In typical development, children learn an extensive range of idioms and other figurative (non-literal) language expressions during childhood and adolescence. However, many children with autism fall far behind in their idiom comprehension and production and never fully reach adult levels. The current study measured the effectiveness of a group idiom intervention for ten children, aged 7 to 12 years, with autism spectrum disorders. This intervention was conducted by a community-based social skills program. The children were initially very low in idiom understanding, but were able to learn and remember the meaning of idiomatic phrases that they were taught during the 2-week-long intervention. The children showed greater increases at a delayed post-test for idioms trained in the intervention than idioms that were untrained controls. Implications for future educational possibilities are discussed.

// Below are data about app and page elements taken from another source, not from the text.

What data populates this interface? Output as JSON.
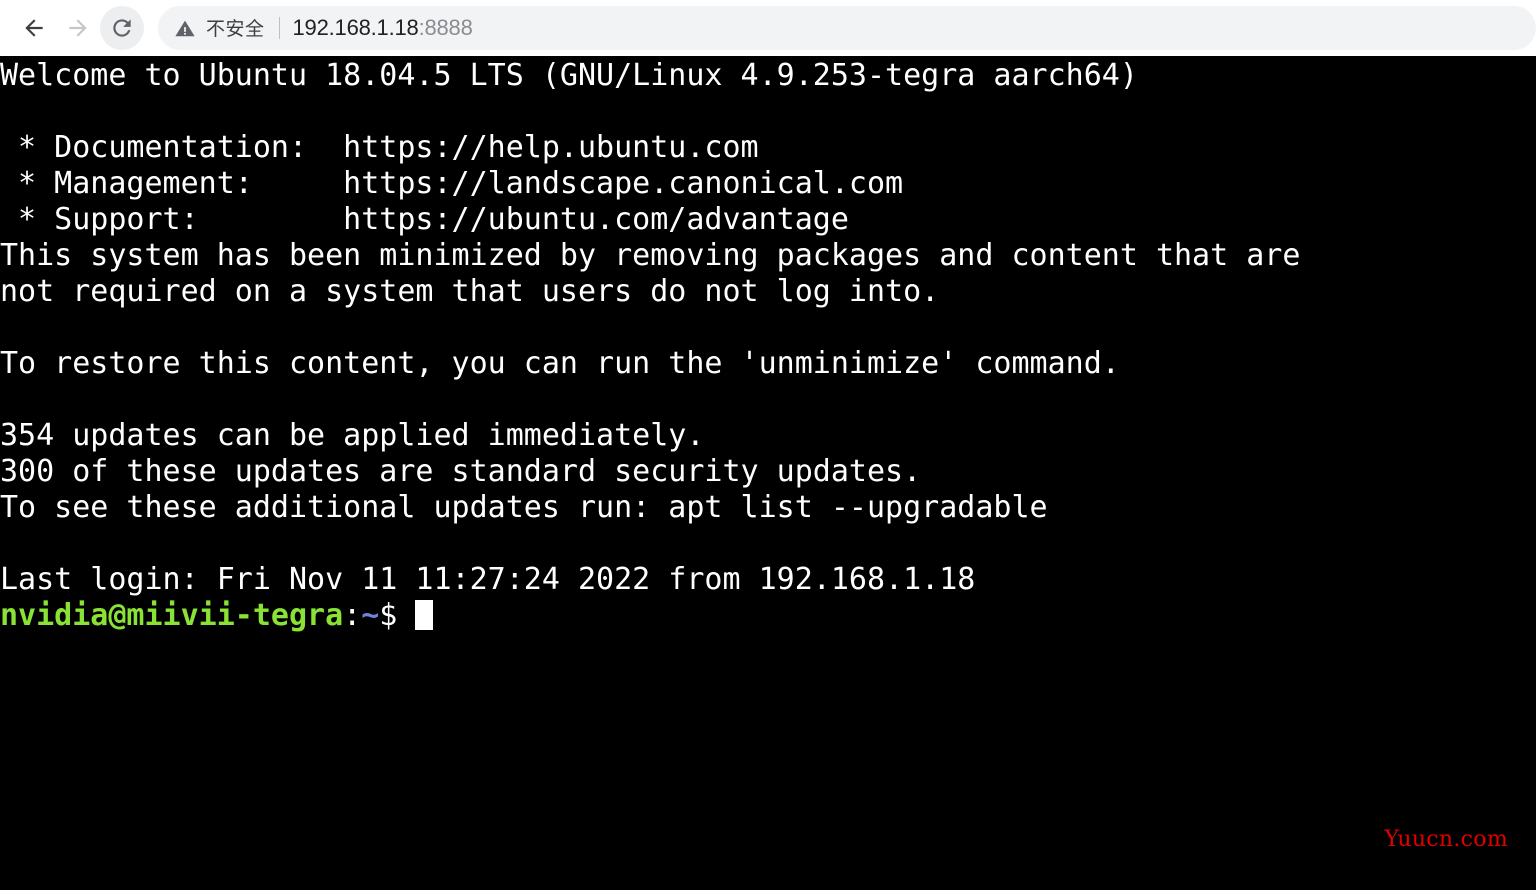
{
  "browser": {
    "back_label": "Back",
    "forward_label": "Forward",
    "reload_label": "Reload this page",
    "back_icon": "arrow-left-icon",
    "forward_icon": "arrow-right-icon",
    "reload_icon": "reload-icon",
    "omnibox": {
      "security_icon": "warning-triangle-icon",
      "security_text": "不安全",
      "url_host": "192.168.1.18",
      "url_port": ":8888",
      "full_url": "192.168.1.18:8888"
    },
    "colors": {
      "toolbar_bg": "#ffffff",
      "omnibox_bg": "#f1f3f4",
      "url_host_color": "#202124",
      "url_port_color": "#8a8d91",
      "icon_active": "#5f6368",
      "icon_disabled": "#bdc1c6"
    }
  },
  "terminal": {
    "colors": {
      "background": "#000000",
      "foreground": "#ffffff",
      "prompt_user_host": "#8ae234",
      "prompt_path": "#6d85d8",
      "cursor": "#ffffff"
    },
    "lines": [
      "Welcome to Ubuntu 18.04.5 LTS (GNU/Linux 4.9.253-tegra aarch64)",
      "",
      " * Documentation:  https://help.ubuntu.com",
      " * Management:     https://landscape.canonical.com",
      " * Support:        https://ubuntu.com/advantage",
      "This system has been minimized by removing packages and content that are",
      "not required on a system that users do not log into.",
      "",
      "To restore this content, you can run the 'unminimize' command.",
      "",
      "354 updates can be applied immediately.",
      "300 of these updates are standard security updates.",
      "To see these additional updates run: apt list --upgradable",
      "",
      "Last login: Fri Nov 11 11:27:24 2022 from 192.168.1.18"
    ],
    "prompt": {
      "user_host": "nvidia@miivii-tegra",
      "separator": ":",
      "path": "~",
      "sigil": "$",
      "trailing_space": " ",
      "command": ""
    }
  },
  "watermark": {
    "text": "Yuucn.com",
    "color": "#e00000"
  }
}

All Science Journal Classification (ASJC) codes
- Developmental and Educational Psychology